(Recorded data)
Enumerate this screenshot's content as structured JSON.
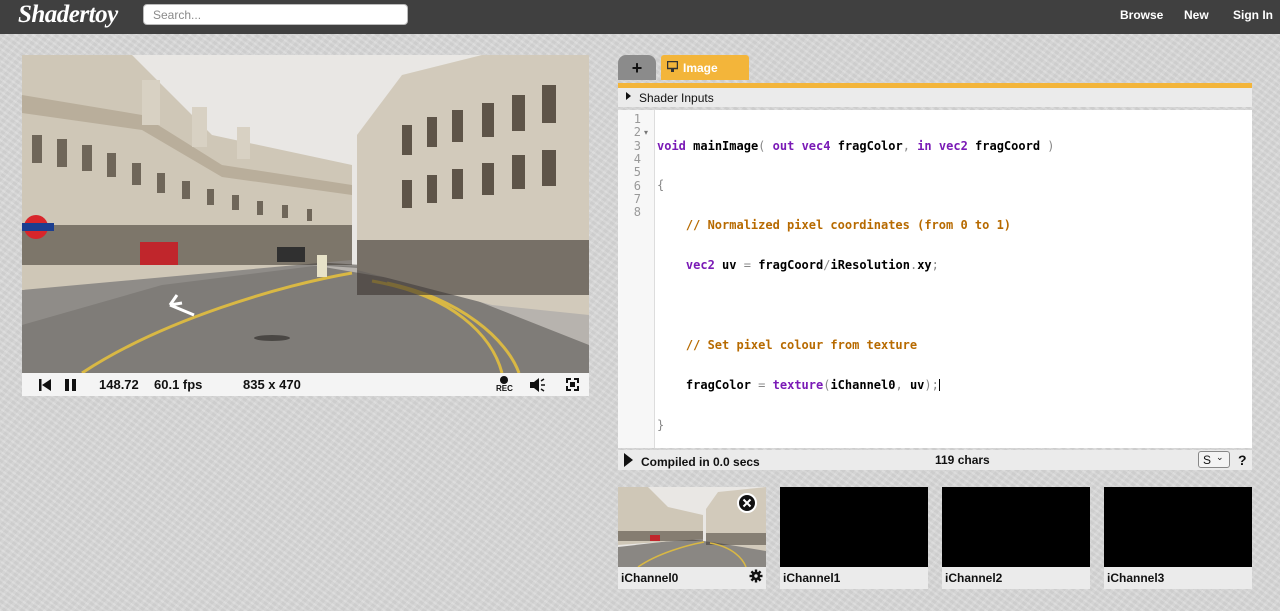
{
  "header": {
    "logo": "Shadertoy",
    "search_placeholder": "Search...",
    "nav": [
      "Browse",
      "New",
      "Sign In"
    ]
  },
  "player": {
    "time": "148.72",
    "fps": "60.1 fps",
    "resolution": "835 x 470",
    "rec_label": "REC",
    "icons": [
      "rewind-icon",
      "pause-icon",
      "record-icon",
      "volume-icon",
      "fullscreen-icon"
    ]
  },
  "editor": {
    "tab_add_label": "+",
    "tab_image_label": "Image",
    "shader_inputs_label": "Shader Inputs",
    "line_numbers": [
      "1",
      "2",
      "3",
      "4",
      "5",
      "6",
      "7",
      "8"
    ],
    "code_lines": [
      "void mainImage( out vec4 fragColor, in vec2 fragCoord )",
      "{",
      "    // Normalized pixel coordinates (from 0 to 1)",
      "    vec2 uv = fragCoord/iResolution.xy;",
      "",
      "    // Set pixel colour from texture",
      "    fragColor = texture(iChannel0, uv);",
      "}"
    ],
    "status": {
      "compiled": "Compiled in 0.0 secs",
      "chars": "119 chars",
      "font_size_value": "S",
      "help_label": "?"
    }
  },
  "channels": [
    {
      "label": "iChannel0",
      "has_texture": true
    },
    {
      "label": "iChannel1",
      "has_texture": false
    },
    {
      "label": "iChannel2",
      "has_texture": false
    },
    {
      "label": "iChannel3",
      "has_texture": false
    }
  ],
  "colors": {
    "topbar": "#404040",
    "accent": "#f3b53a",
    "keyword": "#4b0f8a",
    "comment": "#b76a00"
  }
}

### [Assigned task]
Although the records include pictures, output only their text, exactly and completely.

### [Answer space]
Enumerate this screenshot's content as structured JSON.
{
  "header": {
    "logo": "Shadertoy",
    "search_placeholder": "Search...",
    "nav": [
      "Browse",
      "New",
      "Sign In"
    ]
  },
  "player": {
    "time": "148.72",
    "fps": "60.1 fps",
    "resolution": "835 x 470",
    "rec_label": "REC",
    "icons": [
      "rewind-icon",
      "pause-icon",
      "record-icon",
      "volume-icon",
      "fullscreen-icon"
    ]
  },
  "editor": {
    "tab_add_label": "+",
    "tab_image_label": "Image",
    "shader_inputs_label": "Shader Inputs",
    "line_numbers": [
      "1",
      "2",
      "3",
      "4",
      "5",
      "6",
      "7",
      "8"
    ],
    "code_lines": [
      "void mainImage( out vec4 fragColor, in vec2 fragCoord )",
      "{",
      "    // Normalized pixel coordinates (from 0 to 1)",
      "    vec2 uv = fragCoord/iResolution.xy;",
      "",
      "    // Set pixel colour from texture",
      "    fragColor = texture(iChannel0, uv);",
      "}"
    ],
    "status": {
      "compiled": "Compiled in 0.0 secs",
      "chars": "119 chars",
      "font_size_value": "S",
      "help_label": "?"
    }
  },
  "channels": [
    {
      "label": "iChannel0",
      "has_texture": true
    },
    {
      "label": "iChannel1",
      "has_texture": false
    },
    {
      "label": "iChannel2",
      "has_texture": false
    },
    {
      "label": "iChannel3",
      "has_texture": false
    }
  ],
  "colors": {
    "topbar": "#404040",
    "accent": "#f3b53a",
    "keyword": "#4b0f8a",
    "comment": "#b76a00"
  }
}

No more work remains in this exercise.